Global displacement is at a record high, with children under 18 accounting for 40 percent of the 79.5
million people forcibly displaced. Children in these conflict and crisis contexts make up about 20 percent
of the world’s primary-school aged children, but represent about 50 percent of those not in school. While
improvements in education access have been made, one in three refugee children still have no access to
primary education, and two-thirds of these drop out before they make it to secondary education.
At the same time, the world faces a learning crisis, with far too many children not learning the basics in
school. There are numerous examples – from Ghana and Malawi, where more than 80 percent of students
at the end of grade 2 were unable to read a single familiar word such as ‘the’ or ‘cat’, to urban Pakistan
where 40 percent of grade 3 students could not solve a basic two-digit subtraction such as 54 – 25.
Such examples shine a spotlight on the need for more and better data on who is learning and who is not.
Yet children and youth in conflict and crisis contexts, who have experienced disruption to their education
and may suffer physically and emotionally from the effects of conflict and crisis, often remain invisible
within national education data management systems.
This may be because they are excluded, either deliberately or for practical reasons, from participating in
national assessments. Alternatively, national assessment data may not be disaggregated along important
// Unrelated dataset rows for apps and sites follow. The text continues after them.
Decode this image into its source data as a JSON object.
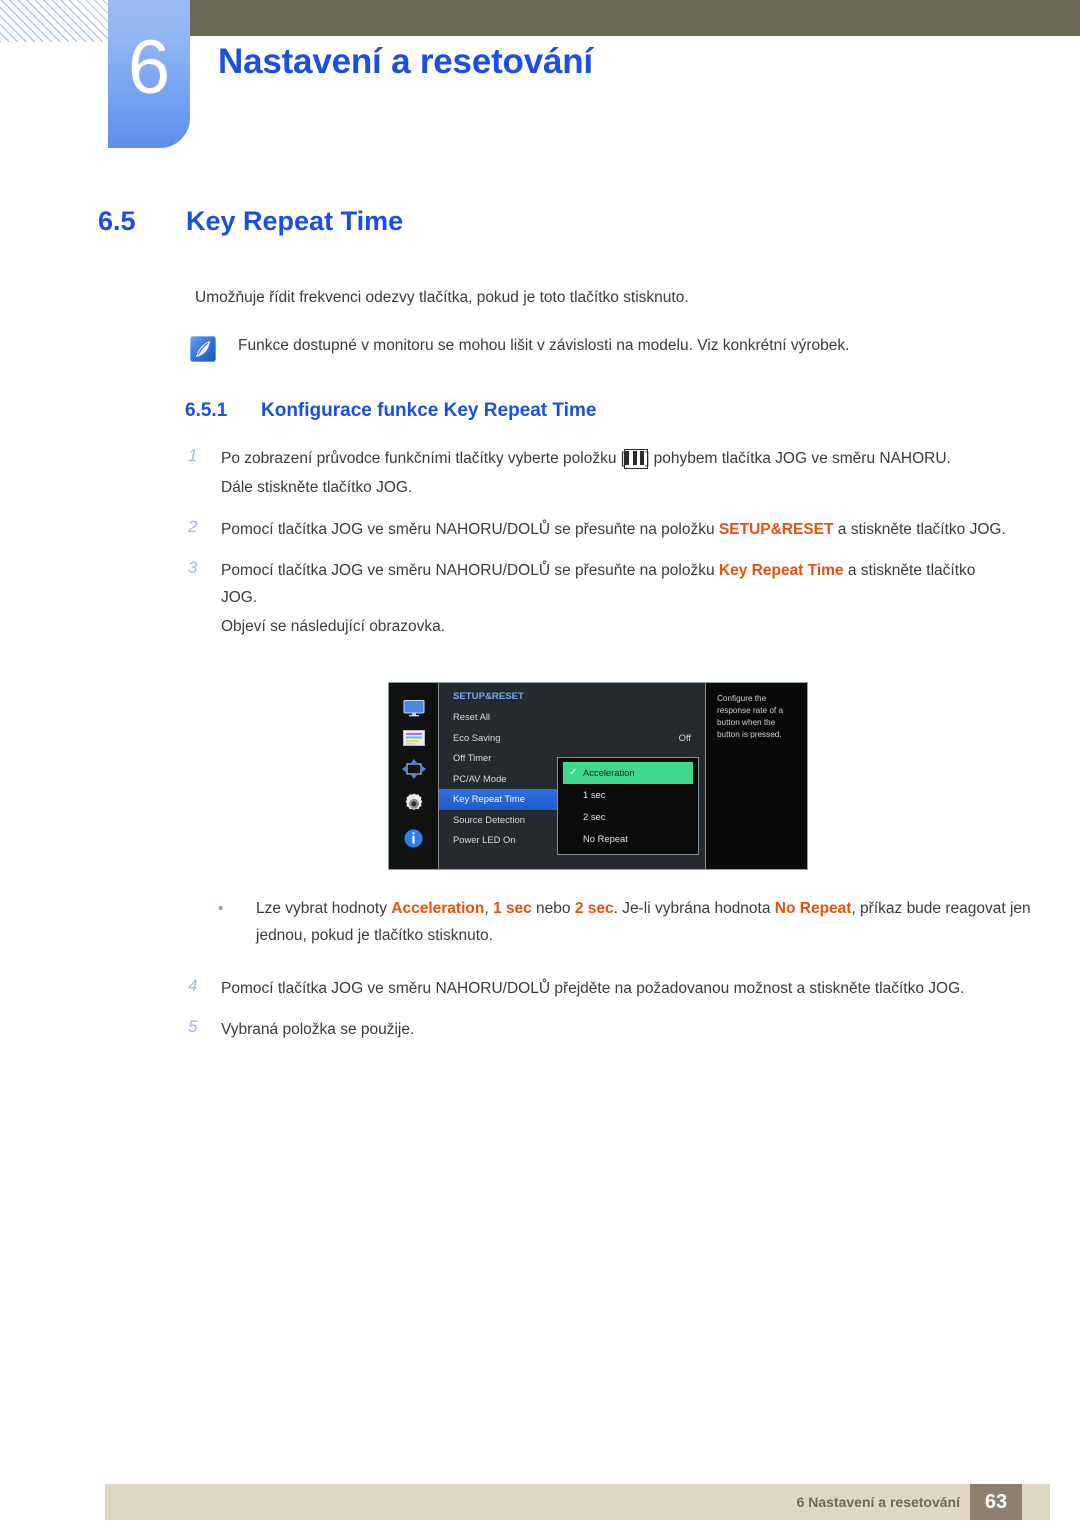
{
  "header": {
    "chapter_number": "6",
    "chapter_title": "Nastavení a resetování"
  },
  "section": {
    "number": "6.5",
    "title": "Key Repeat Time",
    "intro": "Umožňuje řídit frekvenci odezvy tlačítka, pokud je toto tlačítko stisknuto.",
    "note": "Funkce dostupné v monitoru se mohou lišit v závislosti na modelu. Viz konkrétní výrobek."
  },
  "subsection": {
    "number": "6.5.1",
    "title": "Konfigurace funkce Key Repeat Time"
  },
  "steps": [
    {
      "num": "1",
      "text_before": "Po zobrazení průvodce funkčními tlačítky vyberte položku [",
      "text_after": "] pohybem tlačítka JOG ve směru NAHORU.",
      "sub": "Dále stiskněte tlačítko JOG."
    },
    {
      "num": "2",
      "text_before": "Pomocí tlačítka JOG ve směru NAHORU/DOLŮ se přesuňte na položku ",
      "highlight": "SETUP&RESET",
      "text_after": " a stiskněte tlačítko JOG."
    },
    {
      "num": "3",
      "text_before": "Pomocí tlačítka JOG ve směru NAHORU/DOLŮ se přesuňte na položku ",
      "highlight": "Key Repeat Time",
      "text_after": " a stiskněte tlačítko JOG.",
      "sub": "Objeví se následující obrazovka."
    },
    {
      "num": "4",
      "text_before": "Pomocí tlačítka JOG ve směru NAHORU/DOLŮ přejděte na požadovanou možnost a stiskněte tlačítko JOG.",
      "text_after": ""
    },
    {
      "num": "5",
      "text_before": "Vybraná položka se použije.",
      "text_after": ""
    }
  ],
  "bullet": {
    "marker": "•",
    "p1": "Lze vybrat hodnoty ",
    "h1": "Acceleration",
    "p2": ", ",
    "h2": "1 sec",
    "p3": " nebo ",
    "h3": "2 sec",
    "p4": ". Je-li vybrána hodnota ",
    "h4": "No Repeat",
    "p5": ", příkaz bude reagovat jen jednou, pokud je tlačítko stisknuto."
  },
  "osd": {
    "menu_title": "SETUP&RESET",
    "sidebar_icons": [
      "monitor-icon",
      "picture-settings-icon",
      "onscreen-display-icon",
      "gear-icon",
      "information-icon"
    ],
    "items": [
      {
        "label": "Reset All",
        "value": ""
      },
      {
        "label": "Eco Saving",
        "value": "Off"
      },
      {
        "label": "Off Timer",
        "value": ""
      },
      {
        "label": "PC/AV Mode",
        "value": ""
      },
      {
        "label": "Key Repeat Time",
        "value": "",
        "selected": true
      },
      {
        "label": "Source Detection",
        "value": ""
      },
      {
        "label": "Power LED On",
        "value": ""
      }
    ],
    "submenu": [
      {
        "label": "Acceleration",
        "checked": true
      },
      {
        "label": "1 sec",
        "checked": false
      },
      {
        "label": "2 sec",
        "checked": false
      },
      {
        "label": "No Repeat",
        "checked": false
      }
    ],
    "description": "Configure the response rate of a button when the button is pressed."
  },
  "footer": {
    "text": "6 Nastavení a resetování",
    "page": "63"
  },
  "colors": {
    "accent_blue": "#1a4fe0",
    "highlight_orange": "#e8500f",
    "olive": "#6d6a55",
    "footer_beige": "#ded7c5",
    "osd_select_blue": "#2f6fe0",
    "osd_check_green": "#3fd88c"
  }
}
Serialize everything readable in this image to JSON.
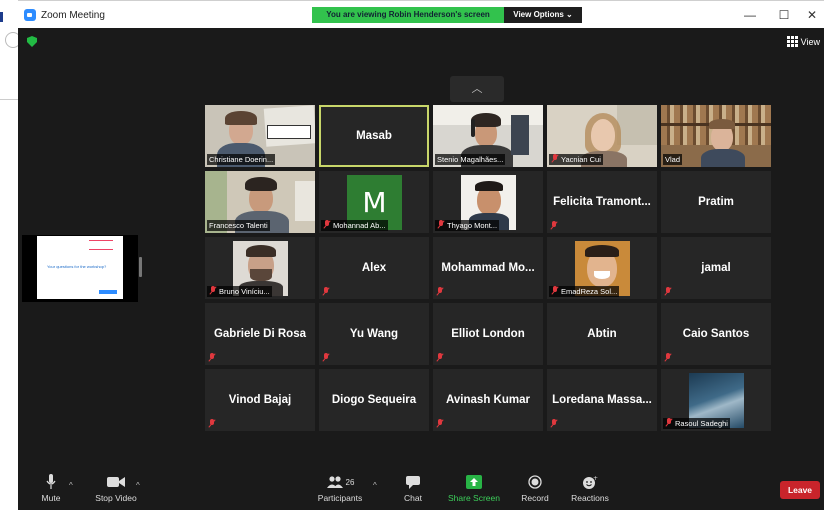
{
  "window": {
    "title": "Zoom Meeting",
    "controls": [
      "—",
      "☐",
      "✕"
    ]
  },
  "banner": {
    "viewing_text": "You are viewing Robin Henderson's screen",
    "view_options_label": "View Options ⌄"
  },
  "header": {
    "view_label": "View"
  },
  "shared_screen": {
    "question_text": "Your questions for the workshop?"
  },
  "participants": [
    {
      "name": "Christiane Doerin...",
      "video": true,
      "muted": false
    },
    {
      "name": "Masab",
      "video": false,
      "muted": false,
      "speaker": true
    },
    {
      "name": "Stenio Magalhães...",
      "video": true,
      "muted": false
    },
    {
      "name": "Yacnian Cui",
      "video": true,
      "muted": true
    },
    {
      "name": "Vlad",
      "video": true,
      "muted": false
    },
    {
      "name": "Francesco Talenti",
      "video": true,
      "muted": false
    },
    {
      "name": "Mohannad Ab...",
      "video": false,
      "muted": true,
      "avatar_letter": "M"
    },
    {
      "name": "Thyago Mont...",
      "video": false,
      "muted": true,
      "avatar_photo": true
    },
    {
      "name": "Felicita  Tramont...",
      "video": false,
      "muted": true
    },
    {
      "name": "Pratim",
      "video": false,
      "muted": false
    },
    {
      "name": "Bruno Viníciu...",
      "video": true,
      "muted": true
    },
    {
      "name": "Alex",
      "video": false,
      "muted": true
    },
    {
      "name": "Mohammad  Mo...",
      "video": false,
      "muted": true
    },
    {
      "name": "EmadReza Sol...",
      "video": false,
      "muted": true,
      "avatar_photo": true
    },
    {
      "name": "jamal",
      "video": false,
      "muted": true
    },
    {
      "name": "Gabriele Di Rosa",
      "video": false,
      "muted": true
    },
    {
      "name": "Yu Wang",
      "video": false,
      "muted": true
    },
    {
      "name": "Elliot London",
      "video": false,
      "muted": true
    },
    {
      "name": "Abtin",
      "video": false,
      "muted": false
    },
    {
      "name": "Caio Santos",
      "video": false,
      "muted": true
    },
    {
      "name": "Vinod Bajaj",
      "video": false,
      "muted": true
    },
    {
      "name": "Diogo Sequeira",
      "video": false,
      "muted": false
    },
    {
      "name": "Avinash Kumar",
      "video": false,
      "muted": true
    },
    {
      "name": "Loredana  Massa...",
      "video": false,
      "muted": true
    },
    {
      "name": "Rasoul Sadeghi",
      "video": false,
      "muted": true,
      "avatar_photo": true
    }
  ],
  "toolbar": {
    "mute_label": "Mute",
    "stop_video_label": "Stop Video",
    "participants_label": "Participants",
    "participants_count": "26",
    "chat_label": "Chat",
    "share_screen_label": "Share Screen",
    "record_label": "Record",
    "reactions_label": "Reactions",
    "leave_label": "Leave"
  },
  "colors": {
    "banner_green": "#32c24d",
    "leave_red": "#c9242b",
    "speaker_border": "#c8d66a",
    "mute_red": "#e0383e",
    "avatar_green": "#2e7d32"
  }
}
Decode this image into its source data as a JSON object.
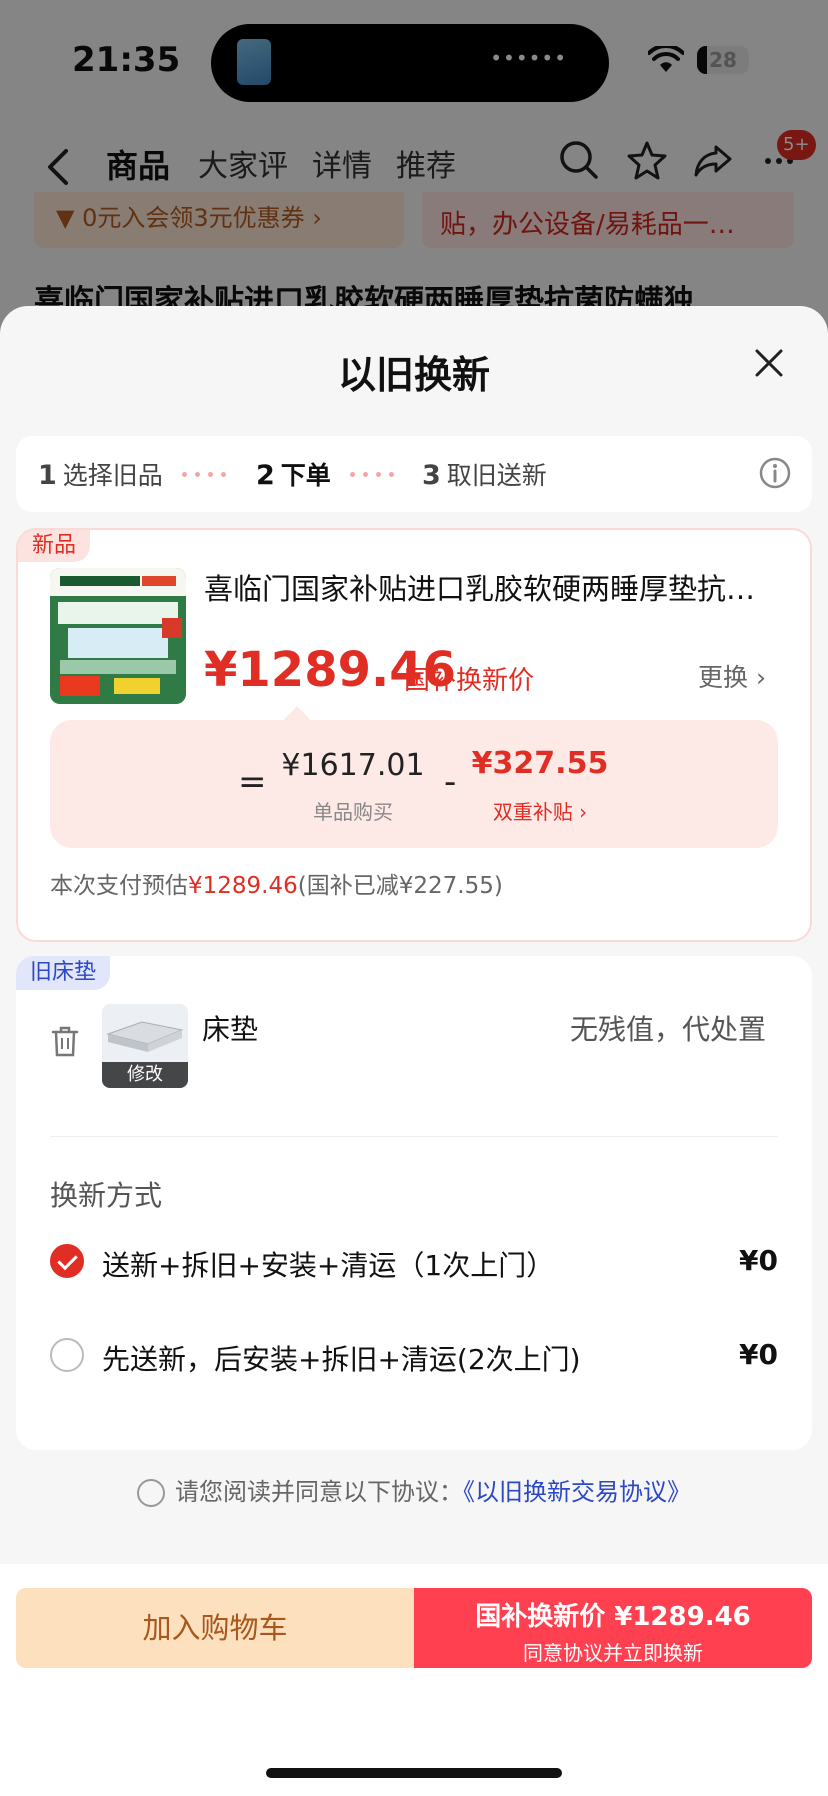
{
  "status_bar": {
    "time": "21:35",
    "battery": "28"
  },
  "nav": {
    "tabs": [
      "商品",
      "大家评",
      "详情",
      "推荐"
    ],
    "badge": "5+"
  },
  "background": {
    "coupon_text": "▼ 0元入会领3元优惠券 ›",
    "subsidy_text": "贴，办公设备/易耗品一…",
    "product_title": "喜临门国家补贴进口乳胶软硬两睡厚垫抗菌防螨独"
  },
  "sheet": {
    "title": "以旧换新",
    "steps": [
      {
        "num": "1",
        "label": "选择旧品"
      },
      {
        "num": "2",
        "label": "下单"
      },
      {
        "num": "3",
        "label": "取旧送新"
      }
    ]
  },
  "new_item": {
    "tag": "新品",
    "title": "喜临门国家补贴进口乳胶软硬两睡厚垫抗菌防螨独立弹簧床垫",
    "price": "¥1289.46",
    "price_label": "国补换新价",
    "change_label": "更换 ›",
    "unit_price": "¥1617.01",
    "unit_price_label": "单品购买",
    "subsidy": "¥327.55",
    "subsidy_label": "双重补贴 ›",
    "estimate_prefix": "本次支付预估",
    "estimate_price": "¥1289.46",
    "estimate_suffix": "(国补已减¥227.55)"
  },
  "old_item": {
    "tag": "旧床垫",
    "name": "床垫",
    "edit_label": "修改",
    "value_text": "无残值，代处置",
    "method_label": "换新方式",
    "options": [
      {
        "text": "送新+拆旧+安装+清运（1次上门）",
        "price": "¥0",
        "checked": true
      },
      {
        "text": "先送新，后安装+拆旧+清运(2次上门)",
        "price": "¥0",
        "checked": false
      }
    ]
  },
  "agreement": {
    "text": "请您阅读并同意以下协议：",
    "link": "《以旧换新交易协议》"
  },
  "footer": {
    "cart_label": "加入购物车",
    "buy_label": "国补换新价 ¥1289.46",
    "buy_sub": "同意协议并立即换新"
  },
  "colors": {
    "accent": "#e02e24",
    "link": "#2c48c4",
    "buy_button": "#ff4050",
    "cart_button": "#fde1bf"
  },
  "icons": [
    "back-arrow-icon",
    "search-icon",
    "star-icon",
    "share-icon",
    "more-icon",
    "close-icon",
    "info-icon",
    "trash-icon",
    "check-icon",
    "wifi-icon",
    "battery-icon"
  ]
}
dimensions, such as international protection and displacement status, socioeconomic status, gender,
location or disability status, which would reveal inequities and exclusions.